Q & A with NANA Employees

A Conversation with Kim Risch, Benefits Manager for NANA

This is part of a series of interviews to learn more about our diverse employees throughout the NANA family.


Kim Risch, NANA’s benefits manager, says that benefits, such as insurance coverage, are an integral part of our employees’ compensation. Photo by Craig Billingsley.


Where did you grow up?

I was born and raised in Tacoma, Washington. I’m a fifth-generation Washingtonian. My great-grandfather and grandfather, on my mother’s side, were pharmacists.

My dad’s family was from Puyallup, Washington. My parents met at Washington State University (WSU) in Pullman.

Where did you study or train?

I went to WSU for my undergrad degree in English, then to Boise State for my bachelor’s degree in secondary education and teacher training.

Did you teach?

Student teaching changed my mind. There was too much emphasis on disciplinary and administrative details, and not enough on actual teaching. Another challenge, in the small agricultural community where I student taught, was the transient population.

Then what did you do?

I moved to Oregon.
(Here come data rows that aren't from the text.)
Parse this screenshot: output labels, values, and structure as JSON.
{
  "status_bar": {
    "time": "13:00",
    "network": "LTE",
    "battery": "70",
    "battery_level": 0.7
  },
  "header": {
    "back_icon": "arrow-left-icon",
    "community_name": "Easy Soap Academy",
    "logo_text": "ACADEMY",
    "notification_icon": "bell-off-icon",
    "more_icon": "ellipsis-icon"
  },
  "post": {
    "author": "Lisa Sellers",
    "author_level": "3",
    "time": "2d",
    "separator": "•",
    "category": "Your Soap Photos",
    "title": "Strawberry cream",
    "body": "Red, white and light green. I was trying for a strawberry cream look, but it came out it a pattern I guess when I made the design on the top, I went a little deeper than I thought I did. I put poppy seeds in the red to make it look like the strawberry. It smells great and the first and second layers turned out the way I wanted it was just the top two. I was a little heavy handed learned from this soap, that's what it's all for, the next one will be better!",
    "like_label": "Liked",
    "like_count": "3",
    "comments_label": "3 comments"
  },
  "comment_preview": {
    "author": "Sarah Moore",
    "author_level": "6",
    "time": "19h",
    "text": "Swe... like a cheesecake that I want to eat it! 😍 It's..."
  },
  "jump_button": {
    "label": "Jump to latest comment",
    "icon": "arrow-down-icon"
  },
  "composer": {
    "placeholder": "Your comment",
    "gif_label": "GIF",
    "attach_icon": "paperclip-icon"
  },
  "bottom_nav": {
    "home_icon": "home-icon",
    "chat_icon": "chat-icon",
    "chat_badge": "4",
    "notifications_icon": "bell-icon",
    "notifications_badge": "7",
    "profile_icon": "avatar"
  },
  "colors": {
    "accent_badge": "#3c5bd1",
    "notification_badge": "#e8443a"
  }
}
Since I needed a job, I worked at a car dealership in the accounting office, clearing inventory, transferring titles, calculating refunds.
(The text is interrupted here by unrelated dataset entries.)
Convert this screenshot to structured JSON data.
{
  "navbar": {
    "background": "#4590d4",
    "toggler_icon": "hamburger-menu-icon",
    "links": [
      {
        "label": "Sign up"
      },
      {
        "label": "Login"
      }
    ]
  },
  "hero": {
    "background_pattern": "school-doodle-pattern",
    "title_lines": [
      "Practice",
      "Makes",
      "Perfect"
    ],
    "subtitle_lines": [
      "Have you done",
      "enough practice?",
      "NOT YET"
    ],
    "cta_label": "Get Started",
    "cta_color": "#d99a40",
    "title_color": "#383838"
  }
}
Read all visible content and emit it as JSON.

It opened my eyes to a lot of real-life experiences and gave me confidence. It turns out I liked working with numbers.

What brought you to Alaska?

My first husband grew up here and he wouldn’t stop talking about it. I wanted to settle down, so we moved to Anchorage in ’97.
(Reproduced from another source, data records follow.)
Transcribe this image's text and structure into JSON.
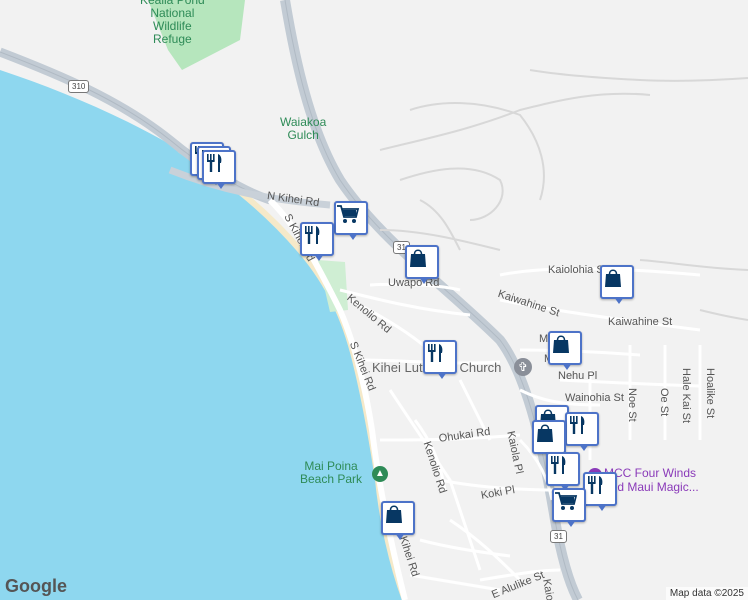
{
  "map": {
    "colors": {
      "water": "#8ed7ef",
      "land": "#f2f2f2",
      "park": "#b6e6bd",
      "highway": "#c2cbd4",
      "road": "#ffffff",
      "pin_border": "#4d73c8",
      "pin_icon": "#073763"
    },
    "parks": {
      "kealia": "Kealia Pond\nNational\nWildlife\nRefuge",
      "mai_poina": "Mai Poina\nBeach Park"
    },
    "areas": {
      "waiakoa": "Waiakoa\nGulch"
    },
    "shields": {
      "hwy310": "310",
      "hwy31_north": "31",
      "hwy31_south": "31"
    },
    "streets": {
      "n_kihei": "N Kihei Rd",
      "s_kihei_1": "S Kihei Rd",
      "s_kihei_2": "S Kihei Rd",
      "s_kihei_3": "S Kihei Rd",
      "kenolio_1": "Kenolio Rd",
      "kenolio_2": "Kenolio Rd",
      "uwapo": "Uwapo Rd",
      "kaiolohia": "Kaiolohia St",
      "kaiwahine_1": "Kaiwahine St",
      "kaiwahine_2": "Kaiwahine St",
      "nehu": "Nehu Pl",
      "wainohia": "Wainohia St",
      "ohukai": "Ohukai Rd",
      "kaiola": "Kaiola Pl",
      "koki": "Koki Pl",
      "e_alulike": "E Alulike St",
      "noe": "Noe St",
      "oe": "Oe St",
      "hale_kai": "Hale Kai St",
      "hoalike": "Hoalike St",
      "kaio": "Kaio",
      "m_1": "M",
      "m_2": "M"
    },
    "pois": {
      "church": "Kihei Lutheran Church",
      "mcc": "MCC Four Winds\nand Maui Magic..."
    },
    "markers": [
      {
        "type": "restaurant",
        "icon": "fork-knife-icon"
      },
      {
        "type": "restaurant",
        "icon": "fork-knife-icon"
      },
      {
        "type": "restaurant",
        "icon": "fork-knife-icon"
      },
      {
        "type": "grocery",
        "icon": "shopping-cart-icon"
      },
      {
        "type": "restaurant",
        "icon": "fork-knife-icon"
      },
      {
        "type": "shopping",
        "icon": "shopping-bag-icon"
      },
      {
        "type": "shopping",
        "icon": "shopping-bag-icon"
      },
      {
        "type": "restaurant",
        "icon": "fork-knife-icon"
      },
      {
        "type": "shopping",
        "icon": "shopping-bag-icon"
      },
      {
        "type": "shopping",
        "icon": "shopping-bag-icon"
      },
      {
        "type": "restaurant",
        "icon": "fork-knife-icon"
      },
      {
        "type": "shopping",
        "icon": "shopping-bag-icon"
      },
      {
        "type": "restaurant",
        "icon": "fork-knife-icon"
      },
      {
        "type": "restaurant",
        "icon": "fork-knife-icon"
      },
      {
        "type": "grocery",
        "icon": "shopping-cart-icon"
      },
      {
        "type": "shopping",
        "icon": "shopping-bag-icon"
      }
    ],
    "logo": "Google",
    "attribution": "Map data ©2025"
  }
}
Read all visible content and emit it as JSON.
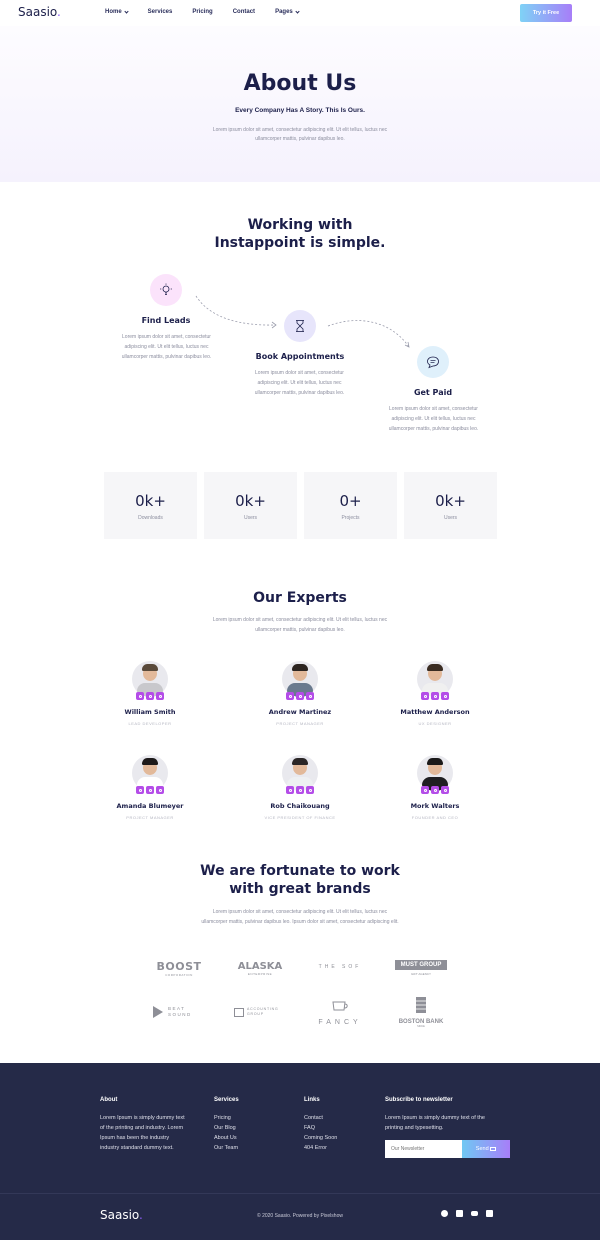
{
  "header": {
    "logo": "Saasio",
    "logo_dot": ".",
    "nav": [
      "Home",
      "Services",
      "Pricing",
      "Contact",
      "Pages"
    ],
    "cta": "Try it Free"
  },
  "hero": {
    "title": "About Us",
    "subtitle": "Every Company Has A Story. This Is Ours.",
    "description": "Lorem ipsum dolor sit amet, consectetur adipiscing elit. Ut elit tellus, luctus nec ullamcorper mattis, pulvinar dapibus leo."
  },
  "working": {
    "title": "Working with Instappoint is simple.",
    "steps": [
      {
        "title": "Find Leads",
        "icon": "lightbulb-icon",
        "desc": "Lorem ipsum dolor sit amet, consectetur adipiscing elit. Ut elit tellus, luctus nec ullamcorper mattis, pulvinar dapibus leo."
      },
      {
        "title": "Book Appointments",
        "icon": "hourglass-icon",
        "desc": "Lorem ipsum dolor sit amet, consectetur adipiscing elit. Ut elit tellus, luctus nec ullamcorper mattis, pulvinar dapibus leo."
      },
      {
        "title": "Get Paid",
        "icon": "chat-bubble-icon",
        "desc": "Lorem ipsum dolor sit amet, consectetur adipiscing elit. Ut elit tellus, luctus nec ullamcorper mattis, pulvinar dapibus leo."
      }
    ],
    "circle_colors": [
      "#fbe3fb",
      "#e7e5fb",
      "#dff0fb"
    ]
  },
  "stats": [
    {
      "value": "0k+",
      "label": "Downloads"
    },
    {
      "value": "0k+",
      "label": "Users"
    },
    {
      "value": "0+",
      "label": "Projects"
    },
    {
      "value": "0k+",
      "label": "Users"
    }
  ],
  "experts": {
    "title": "Our Experts",
    "description": "Lorem ipsum dolor sit amet, consectetur adipiscing elit. Ut elit tellus, luctus nec ullamcorper mattis, pulvinar dapibus leo.",
    "members": [
      {
        "name": "William Smith",
        "role": "LEAD DEVELOPER"
      },
      {
        "name": "Andrew Martinez",
        "role": "PROJECT MANAGER"
      },
      {
        "name": "Matthew Anderson",
        "role": "UX DESIGNER"
      },
      {
        "name": "Amanda Blumeyer",
        "role": "PROJECT MANAGER"
      },
      {
        "name": "Rob Chaikouang",
        "role": "VICE PRESIDENT OF FINANCE"
      },
      {
        "name": "Mork Walters",
        "role": "FOUNDER AND CEO"
      }
    ],
    "social_icons": [
      "dribbble-icon",
      "twitter-icon",
      "youtube-icon"
    ]
  },
  "brands": {
    "title": "We are fortunate to work with great brands",
    "description": "Lorem ipsum dolor sit amet, consectetur adipiscing elit. Ut elit tellus, luctus nec ullamcorper mattis, pulvinar dapibus leo. Ipsum dolor sit amet, consectetur adipiscing elit.",
    "logos": [
      {
        "main": "BOOST",
        "sub": "CORPORATION"
      },
      {
        "main": "ALASKA",
        "sub": "ENTERPRISE"
      },
      {
        "main": "THE SOF",
        "sub": ""
      },
      {
        "main": "MUST GROUP",
        "sub": "GIFT AGENCY"
      },
      {
        "main": "BEAT SOUND",
        "sub": ""
      },
      {
        "main": "ACCOUNTING GROUP",
        "sub": ""
      },
      {
        "main": "FANCY",
        "sub": ""
      },
      {
        "main": "BOSTON BANK",
        "sub": "SINCE"
      }
    ]
  },
  "footer": {
    "about_heading": "About",
    "about_text": "Lorem Ipsum is simply dummy text of the printing and industry. Lorem Ipsum has been the industry industry standard dummy text.",
    "services_heading": "Services",
    "services": [
      "Pricing",
      "Our Blog",
      "About Us",
      "Our Team"
    ],
    "links_heading": "Links",
    "links": [
      "Contact",
      "FAQ",
      "Coming Soon",
      "404 Error"
    ],
    "newsletter_heading": "Subscribe to newsletter",
    "newsletter_text": "Lorem Ipsum is simply dummy text of the printing and typesetting.",
    "newsletter_placeholder": "Our Newsletter",
    "send_label": "Send",
    "logo": "Saasio",
    "logo_dot": ".",
    "copyright": "© 2020 Saasio. Powered by Pixelshow",
    "social_icons": [
      "dribbble-icon",
      "twitter-icon",
      "youtube-icon",
      "linkedin-icon"
    ]
  }
}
The timing was perfect. I worked at Alaska Sales and Service, Anchorage Chrysler/Dodge, Stanley Motors and Tony’s Chevrolet, where I was the office manager, doing everything from payroll to onboarding and benefits.


At Alaska Sales and Service, I worked with April Albeza (our director of accounting). When she heard about a position opening in benefits, she gave me a call.

I started in May of ’09. Again, it was good timing. The internet really changed the auto sales business and the industry was in a downturn.

Being able to focus on one area, benefits—with a strong, stable company—was really appealing.

Tell us about your job as benefits manager.

The strategic side addresses how we can offer the best benefits to our employees while saving the company money and in keeping with the overall business strategy. It’s important that we stay competitive within the industries in which we do business. Across-the-board, we want our benefits to be appealing and affordable. We have a large, variable workforce, from executives to frontline employees.

The administrative side brings a lot of things together: negotiating with vendors, communicating program offerings to employees, internal processes, and customer service.

Now we can provide Federal Employees Health Benefits (FEHB) coverage.

Medical insurance is the most expensive piece of the benefits program. In the past, that took the most time to research, plan and negotiate. Now the negotiations with the insurance carriers are done by the federal government through the FEHB program.

We’re able to offer the same medical plans that the government offers their employees. The size of the group is over eight million, which keeps costs down and the quality of coverage up.

What do you like best about your job?

I like working with our employees, helping them navigate the nuances of the benefits we offer. It’s a very integral part of their compensation. Having the right benefits and health coverage can provide peace of mind—and increase overall job satisfaction, and even productivity.

They do have choices. There isn’t one stock answer that’s going to fit everybody. Everyone’s situation is different—their lifestyle, financial situation, health, and family needs. We have an outside vendor, Health Advocate Solutions, for employees to talk with, to make sure their medical concerns are addressed, and it’s strictly confidential.

Don’t be afraid to ask questions. Our job is not to advise, it’s to educate, which circles back to being a teacher.

What do you like best about working at NANA?

I love NANA: the family, the camaraderie, the values, and the feeling that we’re working for a greater good.

Who has inspired you?

I’m inspired by anybody who excels at their craft. Even if it’s not my go-to, I love listening to people who are really good at rap.

Rap? Do you have kids?

Yes, three. My son is a high school senior. He plays football at West (and listens to rap). I also have twin girls. One’s 10 going on 11. The other’s 10 going on 21.

Do you go to your son’s football games?

Oh yeah. I’m that mom in the bleachers screaming. (Kim pulls out her smart phone and plays a clip of her son making a touchdown.) It’s my last year as a football mom, so this has been a bittersweet season for me.

What important lessons have you learned?

Resiliency is one.

I come from a tender, humble family of emotional women. I’m naturally shy and soft-spoken, but to function in the world, you need to be heard.

I tell my daughter (the 10-year-old going on 11) that what she has to say is important. Everyone has an opinion and hers might differ. She doesn’t have to be confrontational. She can be strong and confident without losing her compassion. 


Kim Risch was interviewed by Carol Richards, Director of Brand Communications for NANA Development Corporation.